PROBLEM STATEMENT: What the task requires is each entry, restated exactly.

MATERIAL PROVIDED:

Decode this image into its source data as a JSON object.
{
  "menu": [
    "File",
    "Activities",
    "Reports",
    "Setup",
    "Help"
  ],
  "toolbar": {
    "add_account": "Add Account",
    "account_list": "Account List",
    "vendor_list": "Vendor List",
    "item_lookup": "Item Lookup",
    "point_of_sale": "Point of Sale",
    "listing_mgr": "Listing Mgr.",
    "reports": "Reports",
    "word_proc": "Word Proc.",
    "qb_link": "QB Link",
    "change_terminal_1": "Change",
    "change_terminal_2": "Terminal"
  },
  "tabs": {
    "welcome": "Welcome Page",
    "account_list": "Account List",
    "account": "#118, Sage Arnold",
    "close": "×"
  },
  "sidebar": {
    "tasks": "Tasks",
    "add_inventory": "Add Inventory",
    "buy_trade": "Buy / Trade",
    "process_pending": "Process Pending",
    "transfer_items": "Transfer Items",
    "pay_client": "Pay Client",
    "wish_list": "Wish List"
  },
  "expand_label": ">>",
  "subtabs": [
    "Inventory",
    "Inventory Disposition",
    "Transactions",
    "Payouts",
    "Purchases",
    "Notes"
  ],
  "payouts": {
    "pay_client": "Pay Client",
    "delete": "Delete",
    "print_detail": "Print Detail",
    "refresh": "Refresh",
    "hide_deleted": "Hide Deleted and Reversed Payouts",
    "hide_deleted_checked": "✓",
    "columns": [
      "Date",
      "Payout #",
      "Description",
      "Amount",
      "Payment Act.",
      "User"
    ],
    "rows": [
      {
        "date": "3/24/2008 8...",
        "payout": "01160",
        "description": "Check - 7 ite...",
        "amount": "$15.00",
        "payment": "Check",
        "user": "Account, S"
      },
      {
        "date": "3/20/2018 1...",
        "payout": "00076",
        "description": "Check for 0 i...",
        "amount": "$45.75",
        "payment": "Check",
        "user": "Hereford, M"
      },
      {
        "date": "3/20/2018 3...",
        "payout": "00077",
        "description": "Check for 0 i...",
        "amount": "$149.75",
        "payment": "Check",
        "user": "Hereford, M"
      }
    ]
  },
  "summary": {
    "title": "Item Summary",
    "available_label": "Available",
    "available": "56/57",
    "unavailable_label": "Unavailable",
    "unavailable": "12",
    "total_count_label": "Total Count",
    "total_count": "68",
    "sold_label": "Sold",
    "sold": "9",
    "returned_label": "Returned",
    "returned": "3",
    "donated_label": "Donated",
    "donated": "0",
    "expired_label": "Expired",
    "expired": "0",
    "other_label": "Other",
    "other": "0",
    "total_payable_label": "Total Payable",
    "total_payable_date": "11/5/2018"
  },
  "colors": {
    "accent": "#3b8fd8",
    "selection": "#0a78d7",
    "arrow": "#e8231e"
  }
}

SOLUTION:
Decode this image into its source data as a JSON object.
{
  "menu": [
    "File",
    "Activities",
    "Reports",
    "Setup",
    "Help"
  ],
  "toolbar": {
    "add_account": "Add Account",
    "account_list": "Account List",
    "vendor_list": "Vendor List",
    "item_lookup": "Item Lookup",
    "point_of_sale": "Point of Sale",
    "listing_mgr": "Listing Mgr.",
    "reports": "Reports",
    "word_proc": "Word Proc.",
    "qb_link": "QB Link",
    "change_terminal_1": "Change",
    "change_terminal_2": "Terminal"
  },
  "tabs": {
    "welcome": "Welcome Page",
    "account_list": "Account List",
    "account": "#118, Sage Arnold",
    "close": "×"
  },
  "sidebar": {
    "tasks": "Tasks",
    "add_inventory": "Add Inventory",
    "buy_trade": "Buy / Trade",
    "process_pending": "Process Pending",
    "transfer_items": "Transfer Items",
    "pay_client": "Pay Client",
    "wish_list": "Wish List"
  },
  "expand_label": ">>",
  "subtabs": [
    "Inventory",
    "Inventory Disposition",
    "Transactions",
    "Payouts",
    "Purchases",
    "Notes"
  ],
  "payouts": {
    "pay_client": "Pay Client",
    "delete": "Delete",
    "print_detail": "Print Detail",
    "refresh": "Refresh",
    "hide_deleted": "Hide Deleted and Reversed Payouts",
    "hide_deleted_checked": "✓",
    "columns": [
      "Date",
      "Payout #",
      "Description",
      "Amount",
      "Payment Act.",
      "User"
    ],
    "rows": [
      {
        "date": "3/24/2008 8...",
        "payout": "01160",
        "description": "Check - 7 ite...",
        "amount": "$15.00",
        "payment": "Check",
        "user": "Account, S"
      },
      {
        "date": "3/20/2018 1...",
        "payout": "00076",
        "description": "Check for 0 i...",
        "amount": "$45.75",
        "payment": "Check",
        "user": "Hereford, M"
      },
      {
        "date": "3/20/2018 3...",
        "payout": "00077",
        "description": "Check for 0 i...",
        "amount": "$149.75",
        "payment": "Check",
        "user": "Hereford, M"
      }
    ]
  },
  "summary": {
    "title": "Item Summary",
    "available_label": "Available",
    "available": "56/57",
    "unavailable_label": "Unavailable",
    "unavailable": "12",
    "total_count_label": "Total Count",
    "total_count": "68",
    "sold_label": "Sold",
    "sold": "9",
    "returned_label": "Returned",
    "returned": "3",
    "donated_label": "Donated",
    "donated": "0",
    "expired_label": "Expired",
    "expired": "0",
    "other_label": "Other",
    "other": "0",
    "total_payable_label": "Total Payable",
    "total_payable_date": "11/5/2018"
  },
  "colors": {
    "accent": "#3b8fd8",
    "selection": "#0a78d7",
    "arrow": "#e8231e"
  }
}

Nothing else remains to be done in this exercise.